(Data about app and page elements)
○ ○ ○ ○

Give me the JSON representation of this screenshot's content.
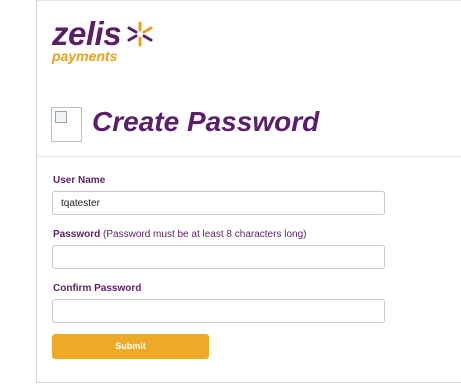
{
  "logo": {
    "brand": "zelis",
    "tagline": "payments",
    "mark_colors": [
      "#e8a317",
      "#5b1f69"
    ]
  },
  "heading": {
    "title": "Create Password"
  },
  "form": {
    "username": {
      "label": "User Name",
      "value": "tqatester"
    },
    "password": {
      "label": "Password",
      "hint": "(Password must be at least 8 characters long)",
      "value": ""
    },
    "confirm": {
      "label": "Confirm Password",
      "value": ""
    },
    "submit_label": "Submit"
  },
  "colors": {
    "brand_purple": "#5b1f69",
    "accent_gold": "#edaa26"
  }
}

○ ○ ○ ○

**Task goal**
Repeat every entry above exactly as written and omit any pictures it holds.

**Solution to the problem**
Give me the JSON representation of this screenshot's content.
{
  "logo": {
    "brand": "zelis",
    "tagline": "payments",
    "mark_colors": [
      "#e8a317",
      "#5b1f69"
    ]
  },
  "heading": {
    "title": "Create Password"
  },
  "form": {
    "username": {
      "label": "User Name",
      "value": "tqatester"
    },
    "password": {
      "label": "Password",
      "hint": "(Password must be at least 8 characters long)",
      "value": ""
    },
    "confirm": {
      "label": "Confirm Password",
      "value": ""
    },
    "submit_label": "Submit"
  },
  "colors": {
    "brand_purple": "#5b1f69",
    "accent_gold": "#edaa26"
  }
}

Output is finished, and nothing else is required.